The biggest blockchain patent holders
The major players are Bank of America, Barclay’s, and Mastercard. Bank of America sought patent protection on its blockchain-based system allowing the external validation of data; Barclays filed two patent applications to protect their method for transferring digital currency and storing blockchain data; and MasterCard applied for patent protection on its blockchain-based method for linking assets between blockchain and legal tender accounts.
Upside for big companies to patent blockchain
These big banks, among others, have acquired blockchain assets because they truly don’t know what will happen in the industry. It is likely that their angle is to use these patents as a safety net with the option to they can either hold on to the technology, auction off the patent to the highest bidder, or have them in their back pocket for a rainy day.
J.D. Houvener, founder & CEO of Bold Patents says that, “Blockchain patents have great value because the technology has an incredible ability as a distributed ledger to validate and confirm information with no real need for a middleman. There is an enormous body of work that people have done around verifying, confirming, checking, and routing data, information, and supply. In theory, this whole body of work within the middleman industry can go away if done correctly. Blockchain has a lot of potential in this way, and it is wise to patent now at the early stage.”
Why big companies are building their patent portfolio now
The biggest upside to building up a patent portfolio right now is because these are the early days of IP protection over blockchain assets. Just like in the nineties when the Internet was in its early stages, there are huge swaths of rights up for grabs. Getting a seat at the table early ensures an ability to get a more broad share of those rights.
Obtaining a patent on a specific type of blockchain, such as a specific currency or storage methodology, makes you the only player in that niche market share for up to 20 years. This is especially valuable given the fast growth of the blockchain market, which will likely continue to grow.
Even with all these anticipated upsides of the blockchain boom, there is still a possibility that the industry could fail. The bigger banks have more of an opportunity to take the gamble. By securing IP rights over blockchain, they’re taking a high risk that will likely lead to high rewards when it comes time to enforce their patents against copycats.
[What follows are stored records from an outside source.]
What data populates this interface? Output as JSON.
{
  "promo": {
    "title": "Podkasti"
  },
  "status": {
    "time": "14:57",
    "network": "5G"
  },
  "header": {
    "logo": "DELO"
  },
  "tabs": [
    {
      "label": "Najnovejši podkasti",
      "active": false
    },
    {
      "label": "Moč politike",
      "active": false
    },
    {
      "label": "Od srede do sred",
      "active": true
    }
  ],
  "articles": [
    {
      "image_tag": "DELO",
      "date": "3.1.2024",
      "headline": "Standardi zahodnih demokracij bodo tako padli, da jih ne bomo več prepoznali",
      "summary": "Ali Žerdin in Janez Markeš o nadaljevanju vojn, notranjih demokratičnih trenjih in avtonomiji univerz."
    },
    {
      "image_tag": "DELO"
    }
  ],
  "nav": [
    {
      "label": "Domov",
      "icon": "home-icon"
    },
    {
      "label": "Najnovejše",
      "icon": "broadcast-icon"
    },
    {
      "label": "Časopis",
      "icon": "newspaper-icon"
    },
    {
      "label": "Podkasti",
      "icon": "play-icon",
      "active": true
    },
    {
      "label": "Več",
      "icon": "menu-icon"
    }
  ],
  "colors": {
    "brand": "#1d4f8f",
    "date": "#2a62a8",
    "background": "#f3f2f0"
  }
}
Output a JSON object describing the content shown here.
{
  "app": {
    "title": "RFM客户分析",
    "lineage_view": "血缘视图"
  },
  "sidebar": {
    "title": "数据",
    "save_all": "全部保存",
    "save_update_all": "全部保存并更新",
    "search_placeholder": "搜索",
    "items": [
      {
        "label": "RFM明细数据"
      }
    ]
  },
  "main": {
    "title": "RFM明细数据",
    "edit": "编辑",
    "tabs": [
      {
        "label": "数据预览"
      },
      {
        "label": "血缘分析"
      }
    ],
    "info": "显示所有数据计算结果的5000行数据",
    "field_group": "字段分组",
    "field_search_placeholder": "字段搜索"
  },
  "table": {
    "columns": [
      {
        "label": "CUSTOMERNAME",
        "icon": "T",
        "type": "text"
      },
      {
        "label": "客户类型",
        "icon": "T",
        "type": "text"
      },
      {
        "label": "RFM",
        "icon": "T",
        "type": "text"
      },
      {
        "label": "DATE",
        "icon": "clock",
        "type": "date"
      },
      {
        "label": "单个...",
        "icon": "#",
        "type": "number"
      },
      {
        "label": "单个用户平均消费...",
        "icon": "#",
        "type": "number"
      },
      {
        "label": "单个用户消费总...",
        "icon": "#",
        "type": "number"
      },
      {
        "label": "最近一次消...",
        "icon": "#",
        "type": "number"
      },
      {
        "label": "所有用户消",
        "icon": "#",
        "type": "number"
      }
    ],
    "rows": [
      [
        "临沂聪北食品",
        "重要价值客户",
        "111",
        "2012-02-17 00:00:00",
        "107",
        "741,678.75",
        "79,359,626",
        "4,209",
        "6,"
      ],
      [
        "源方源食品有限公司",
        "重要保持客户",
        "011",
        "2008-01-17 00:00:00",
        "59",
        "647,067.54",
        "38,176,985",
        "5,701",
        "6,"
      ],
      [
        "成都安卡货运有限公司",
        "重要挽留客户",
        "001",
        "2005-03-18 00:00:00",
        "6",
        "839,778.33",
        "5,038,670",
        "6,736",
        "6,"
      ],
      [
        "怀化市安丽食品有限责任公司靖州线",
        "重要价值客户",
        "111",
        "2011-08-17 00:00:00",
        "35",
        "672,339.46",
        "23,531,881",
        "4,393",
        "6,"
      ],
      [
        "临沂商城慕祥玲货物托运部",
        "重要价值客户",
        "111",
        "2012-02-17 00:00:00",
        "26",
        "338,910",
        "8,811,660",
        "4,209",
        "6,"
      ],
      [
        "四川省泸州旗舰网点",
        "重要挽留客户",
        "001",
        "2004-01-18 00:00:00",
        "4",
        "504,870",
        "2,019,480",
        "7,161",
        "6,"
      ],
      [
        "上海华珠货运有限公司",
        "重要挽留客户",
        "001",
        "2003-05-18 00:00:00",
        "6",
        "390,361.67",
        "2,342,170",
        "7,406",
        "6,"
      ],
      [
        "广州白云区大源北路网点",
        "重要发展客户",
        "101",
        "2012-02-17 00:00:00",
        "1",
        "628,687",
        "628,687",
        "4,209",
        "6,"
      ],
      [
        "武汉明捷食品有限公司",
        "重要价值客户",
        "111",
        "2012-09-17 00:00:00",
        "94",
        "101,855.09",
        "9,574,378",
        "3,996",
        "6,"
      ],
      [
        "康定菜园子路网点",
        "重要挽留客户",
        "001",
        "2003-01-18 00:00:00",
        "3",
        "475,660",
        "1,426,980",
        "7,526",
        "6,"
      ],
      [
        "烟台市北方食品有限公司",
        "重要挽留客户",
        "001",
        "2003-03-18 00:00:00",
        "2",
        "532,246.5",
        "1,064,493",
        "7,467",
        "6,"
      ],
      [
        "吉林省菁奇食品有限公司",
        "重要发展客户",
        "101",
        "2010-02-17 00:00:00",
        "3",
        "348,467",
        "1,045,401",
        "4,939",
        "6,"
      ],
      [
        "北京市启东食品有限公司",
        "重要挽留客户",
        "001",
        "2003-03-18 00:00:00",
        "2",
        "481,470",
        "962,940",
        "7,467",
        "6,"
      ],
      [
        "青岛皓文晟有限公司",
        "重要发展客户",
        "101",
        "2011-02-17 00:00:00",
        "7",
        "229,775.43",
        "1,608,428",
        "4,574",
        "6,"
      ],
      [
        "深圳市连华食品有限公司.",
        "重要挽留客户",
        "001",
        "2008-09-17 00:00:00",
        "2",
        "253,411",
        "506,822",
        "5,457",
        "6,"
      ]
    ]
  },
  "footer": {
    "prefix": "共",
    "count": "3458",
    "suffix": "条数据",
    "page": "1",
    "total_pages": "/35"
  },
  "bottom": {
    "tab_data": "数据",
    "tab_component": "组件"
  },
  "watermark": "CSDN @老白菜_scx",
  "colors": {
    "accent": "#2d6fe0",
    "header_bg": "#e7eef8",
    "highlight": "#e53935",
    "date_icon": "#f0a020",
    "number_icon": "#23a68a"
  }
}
About the author
Carly Klein is a law student at Loyola Law School in Los Angeles. A graduate from Boston University with a B.A. in Political Science & Philosophy, she previously served an Americorps term at the American Red Cross in Los Angeles on the Service to the Armed Forces & International Services Team.